TASK TO CARRY OUT:
Nothing may be dropped or altered: reproduce all the data.

Website and app data records:
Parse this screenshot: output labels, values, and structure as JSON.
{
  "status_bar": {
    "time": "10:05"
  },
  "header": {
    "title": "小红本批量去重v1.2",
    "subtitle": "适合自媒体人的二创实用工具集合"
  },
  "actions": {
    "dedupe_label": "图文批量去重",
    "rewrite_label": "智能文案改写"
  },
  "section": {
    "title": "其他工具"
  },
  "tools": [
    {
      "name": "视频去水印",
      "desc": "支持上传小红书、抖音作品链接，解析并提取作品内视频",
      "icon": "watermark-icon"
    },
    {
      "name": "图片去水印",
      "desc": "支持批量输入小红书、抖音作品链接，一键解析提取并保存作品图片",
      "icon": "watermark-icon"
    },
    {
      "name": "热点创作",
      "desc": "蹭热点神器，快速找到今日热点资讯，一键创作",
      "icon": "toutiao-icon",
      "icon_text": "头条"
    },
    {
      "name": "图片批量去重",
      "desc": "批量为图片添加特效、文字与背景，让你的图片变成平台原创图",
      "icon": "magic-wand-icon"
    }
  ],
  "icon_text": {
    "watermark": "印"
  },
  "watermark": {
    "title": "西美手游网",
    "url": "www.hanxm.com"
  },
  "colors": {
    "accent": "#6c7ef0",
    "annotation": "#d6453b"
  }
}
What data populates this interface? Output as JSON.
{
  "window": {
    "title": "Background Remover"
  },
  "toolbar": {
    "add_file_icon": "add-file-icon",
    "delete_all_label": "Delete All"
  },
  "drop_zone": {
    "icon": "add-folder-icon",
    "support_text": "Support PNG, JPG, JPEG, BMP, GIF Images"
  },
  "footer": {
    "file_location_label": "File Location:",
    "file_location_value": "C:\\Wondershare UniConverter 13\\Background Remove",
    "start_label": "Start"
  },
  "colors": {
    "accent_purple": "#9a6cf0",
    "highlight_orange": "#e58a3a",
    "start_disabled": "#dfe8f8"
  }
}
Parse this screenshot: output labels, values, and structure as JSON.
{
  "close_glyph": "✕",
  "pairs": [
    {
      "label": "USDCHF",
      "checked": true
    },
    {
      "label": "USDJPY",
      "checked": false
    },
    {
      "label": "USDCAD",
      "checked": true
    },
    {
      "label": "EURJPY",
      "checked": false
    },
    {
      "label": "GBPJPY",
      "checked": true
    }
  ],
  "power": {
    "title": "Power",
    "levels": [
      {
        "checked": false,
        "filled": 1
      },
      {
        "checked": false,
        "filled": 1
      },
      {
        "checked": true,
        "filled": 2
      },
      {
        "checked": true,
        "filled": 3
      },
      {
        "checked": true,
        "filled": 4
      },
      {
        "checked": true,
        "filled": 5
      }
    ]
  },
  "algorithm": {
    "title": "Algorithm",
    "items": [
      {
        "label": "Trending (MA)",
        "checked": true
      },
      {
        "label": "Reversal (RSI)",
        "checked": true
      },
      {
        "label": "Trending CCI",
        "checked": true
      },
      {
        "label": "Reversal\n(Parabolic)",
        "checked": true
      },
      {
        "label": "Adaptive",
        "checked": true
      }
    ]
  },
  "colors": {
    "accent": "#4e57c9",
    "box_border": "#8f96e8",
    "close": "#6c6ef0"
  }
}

REPLY TO THE TASK:
Parse this screenshot: output labels, values, and structure as JSON.
{
  "status_bar": {
    "time": "10:05"
  },
  "header": {
    "title": "小红本批量去重v1.2",
    "subtitle": "适合自媒体人的二创实用工具集合"
  },
  "actions": {
    "dedupe_label": "图文批量去重",
    "rewrite_label": "智能文案改写"
  },
  "section": {
    "title": "其他工具"
  },
  "tools": [
    {
      "name": "视频去水印",
      "desc": "支持上传小红书、抖音作品链接，解析并提取作品内视频",
      "icon": "watermark-icon"
    },
    {
      "name": "图片去水印",
      "desc": "支持批量输入小红书、抖音作品链接，一键解析提取并保存作品图片",
      "icon": "watermark-icon"
    },
    {
      "name": "热点创作",
      "desc": "蹭热点神器，快速找到今日热点资讯，一键创作",
      "icon": "toutiao-icon",
      "icon_text": "头条"
    },
    {
      "name": "图片批量去重",
      "desc": "批量为图片添加特效、文字与背景，让你的图片变成平台原创图",
      "icon": "magic-wand-icon"
    }
  ],
  "icon_text": {
    "watermark": "印"
  },
  "watermark": {
    "title": "西美手游网",
    "url": "www.hanxm.com"
  },
  "colors": {
    "accent": "#6c7ef0",
    "annotation": "#d6453b"
  }
}
What data populates this interface? Output as JSON.
{
  "window": {
    "title": "Background Remover"
  },
  "toolbar": {
    "add_file_icon": "add-file-icon",
    "delete_all_label": "Delete All"
  },
  "drop_zone": {
    "icon": "add-folder-icon",
    "support_text": "Support PNG, JPG, JPEG, BMP, GIF Images"
  },
  "footer": {
    "file_location_label": "File Location:",
    "file_location_value": "C:\\Wondershare UniConverter 13\\Background Remove",
    "start_label": "Start"
  },
  "colors": {
    "accent_purple": "#9a6cf0",
    "highlight_orange": "#e58a3a",
    "start_disabled": "#dfe8f8"
  }
}
Parse this screenshot: output labels, values, and structure as JSON.
{
  "close_glyph": "✕",
  "pairs": [
    {
      "label": "USDCHF",
      "checked": true
    },
    {
      "label": "USDJPY",
      "checked": false
    },
    {
      "label": "USDCAD",
      "checked": true
    },
    {
      "label": "EURJPY",
      "checked": false
    },
    {
      "label": "GBPJPY",
      "checked": true
    }
  ],
  "power": {
    "title": "Power",
    "levels": [
      {
        "checked": false,
        "filled": 1
      },
      {
        "checked": false,
        "filled": 1
      },
      {
        "checked": true,
        "filled": 2
      },
      {
        "checked": true,
        "filled": 3
      },
      {
        "checked": true,
        "filled": 4
      },
      {
        "checked": true,
        "filled": 5
      }
    ]
  },
  "algorithm": {
    "title": "Algorithm",
    "items": [
      {
        "label": "Trending (MA)",
        "checked": true
      },
      {
        "label": "Reversal (RSI)",
        "checked": true
      },
      {
        "label": "Trending CCI",
        "checked": true
      },
      {
        "label": "Reversal\n(Parabolic)",
        "checked": true
      },
      {
        "label": "Adaptive",
        "checked": true
      }
    ]
  },
  "colors": {
    "accent": "#4e57c9",
    "box_border": "#8f96e8",
    "close": "#6c6ef0"
  }
}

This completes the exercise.